the news last night that Robbie Keane was edging ever closer to the exit door at White Hart Lane did not come as much of a surprise.
It has been clear for some time that the 30-year-old was surplus to requirements under Harry Redknapp and that a parting of the ways during the January transfer window was inevitable.
Birmingham City and West Ham United quickly emerged as potential destinations, only for any hopes of a move to St Andrews to break down amid accusations from Keane that the Midlands club had never been seriously interested.
That left the Hammers, who sources in London suggest are ready to follow up their initial interest with a ‘hire purchase’-style proposal that will see an initial payment made to Spurs of around £1m with a more sizeable sum then being due should Avram Grant’s side stay up.
No doubt, Keane, whose combined transfer fees come to just under £80m, will be welcomed into the East End as a hero and may well prove to be the man to fire West Ham out of trouble.
Even so, it is hard to escape the feeling that a move to a club propping up the Premier League at the age of just 30 is not how it was supposed to work out for a striker who once became Britain’s most expensive teenager when Wolves paid Coventry City £6m in 1999 and then subsequently joined Inter Milan for more than double just a year later.
Likewise, his return to England and a fast-emerging Leeds United was supposed to reignite a career that had stalled during six months at the San Siro due to a change of manager – as was his move to boyhood heroes Liverpool in 2008.
All were supposed to act as a catalyst for a career that had begun amid huge promise but now seems destined to be filed away under ‘unfulfilled potential’.
Keane is, of course, the Republic’s all-time top goalscorer with 45 goals – an admirable tally for a country whose last successful qualification campaign was the 2002 World Cup. He also showed in Japan and South Korea an ability to perform at the highest level with three goals in four appearances as the Irish went out on penalties to Spain in the second round.
But, even so, there is a sense that Keane has not delivered what he once promised.
Just why that should be the case is difficult to pinpoint exactly.

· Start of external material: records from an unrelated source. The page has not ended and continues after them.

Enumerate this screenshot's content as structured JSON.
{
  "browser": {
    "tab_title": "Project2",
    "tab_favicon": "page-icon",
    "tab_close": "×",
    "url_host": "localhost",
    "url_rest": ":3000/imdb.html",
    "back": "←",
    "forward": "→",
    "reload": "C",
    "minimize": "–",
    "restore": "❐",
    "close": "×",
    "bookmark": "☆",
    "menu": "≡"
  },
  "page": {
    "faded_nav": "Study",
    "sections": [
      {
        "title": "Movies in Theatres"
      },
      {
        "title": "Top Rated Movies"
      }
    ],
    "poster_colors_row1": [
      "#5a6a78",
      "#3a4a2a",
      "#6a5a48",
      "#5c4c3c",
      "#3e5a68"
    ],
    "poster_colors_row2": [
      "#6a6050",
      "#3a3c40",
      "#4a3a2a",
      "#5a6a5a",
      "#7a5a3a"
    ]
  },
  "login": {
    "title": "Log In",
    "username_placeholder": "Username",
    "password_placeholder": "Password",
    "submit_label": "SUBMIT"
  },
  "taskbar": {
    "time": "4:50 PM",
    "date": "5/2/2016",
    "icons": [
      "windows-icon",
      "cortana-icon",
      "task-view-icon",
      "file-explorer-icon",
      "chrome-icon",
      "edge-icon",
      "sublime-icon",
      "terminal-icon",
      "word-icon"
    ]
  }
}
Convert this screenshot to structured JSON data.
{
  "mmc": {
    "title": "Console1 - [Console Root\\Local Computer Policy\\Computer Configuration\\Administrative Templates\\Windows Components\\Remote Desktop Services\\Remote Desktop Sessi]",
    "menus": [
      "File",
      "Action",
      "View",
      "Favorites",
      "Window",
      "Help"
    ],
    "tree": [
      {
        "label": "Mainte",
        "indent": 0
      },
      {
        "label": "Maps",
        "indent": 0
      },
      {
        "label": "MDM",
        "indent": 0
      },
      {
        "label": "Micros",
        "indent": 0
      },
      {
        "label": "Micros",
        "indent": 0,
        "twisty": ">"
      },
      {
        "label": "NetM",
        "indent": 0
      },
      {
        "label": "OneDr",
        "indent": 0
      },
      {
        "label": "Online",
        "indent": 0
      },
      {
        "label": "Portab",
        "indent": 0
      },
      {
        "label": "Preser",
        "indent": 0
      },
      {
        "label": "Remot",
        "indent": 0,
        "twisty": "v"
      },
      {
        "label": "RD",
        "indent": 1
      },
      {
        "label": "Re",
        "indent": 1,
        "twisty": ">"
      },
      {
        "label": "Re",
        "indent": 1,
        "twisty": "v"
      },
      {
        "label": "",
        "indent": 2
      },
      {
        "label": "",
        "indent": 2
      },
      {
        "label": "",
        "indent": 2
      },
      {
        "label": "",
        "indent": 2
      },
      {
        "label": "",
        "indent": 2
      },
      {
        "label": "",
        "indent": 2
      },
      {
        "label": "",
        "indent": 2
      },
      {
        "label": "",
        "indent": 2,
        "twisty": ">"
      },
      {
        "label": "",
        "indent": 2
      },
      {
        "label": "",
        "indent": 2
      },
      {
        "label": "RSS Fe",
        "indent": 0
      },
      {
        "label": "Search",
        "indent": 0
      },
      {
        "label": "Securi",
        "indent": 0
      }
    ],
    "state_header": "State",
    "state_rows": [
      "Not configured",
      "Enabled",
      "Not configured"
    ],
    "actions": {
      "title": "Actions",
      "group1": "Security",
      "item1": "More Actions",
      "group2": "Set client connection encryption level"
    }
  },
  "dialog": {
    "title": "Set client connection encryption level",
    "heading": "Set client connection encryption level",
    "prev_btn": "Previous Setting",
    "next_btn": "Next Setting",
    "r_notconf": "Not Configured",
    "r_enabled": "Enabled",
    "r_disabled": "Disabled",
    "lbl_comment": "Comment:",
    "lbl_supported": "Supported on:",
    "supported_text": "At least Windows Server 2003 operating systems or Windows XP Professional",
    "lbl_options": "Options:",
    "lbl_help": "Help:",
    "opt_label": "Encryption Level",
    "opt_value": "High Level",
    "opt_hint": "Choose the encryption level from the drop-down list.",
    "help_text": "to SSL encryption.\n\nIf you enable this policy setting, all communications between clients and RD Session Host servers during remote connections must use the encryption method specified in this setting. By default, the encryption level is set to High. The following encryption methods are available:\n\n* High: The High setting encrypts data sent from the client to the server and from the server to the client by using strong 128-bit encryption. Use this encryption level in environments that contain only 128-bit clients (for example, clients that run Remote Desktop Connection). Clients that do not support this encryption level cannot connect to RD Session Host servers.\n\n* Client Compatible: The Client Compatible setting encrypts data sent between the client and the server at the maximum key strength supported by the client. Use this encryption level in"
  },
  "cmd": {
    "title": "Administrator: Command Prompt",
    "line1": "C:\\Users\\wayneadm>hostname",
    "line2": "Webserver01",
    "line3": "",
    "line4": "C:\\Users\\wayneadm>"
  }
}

Maybe he had too many moves as a young player, a suggestion that has followed him round since moving from Wolves to Inter to Leeds and then, finally, to Tottenham inside just two years.
Was he an unfortunate victim of circumstances? This could certainly be argued at Inter where Marcello Lippi was sacked as manager and replaced by Marco Tardelli, who clearly didn’t rate the Irishman. Also, joining a Leeds squad already boasting five top-class strikers was probably a mistake – as illustrated by 18 of his 46 Premier League appearances for the Yorkshire club having come from the bench. When signing for Liverpool, Keane could also not have predicted that Rafael Benitez would develop a sudden reluctance to play a striker who he had bought for £20m. Or that, after returning to White Hart Lane, the partner who had so complemented his style (Dimitar Berbatov) so wonderfully was sold.
Whatever the true reason, his impending move to West Ham represents a step down in the career of a striker who, once upon a time, seemed destined to rise to the very top.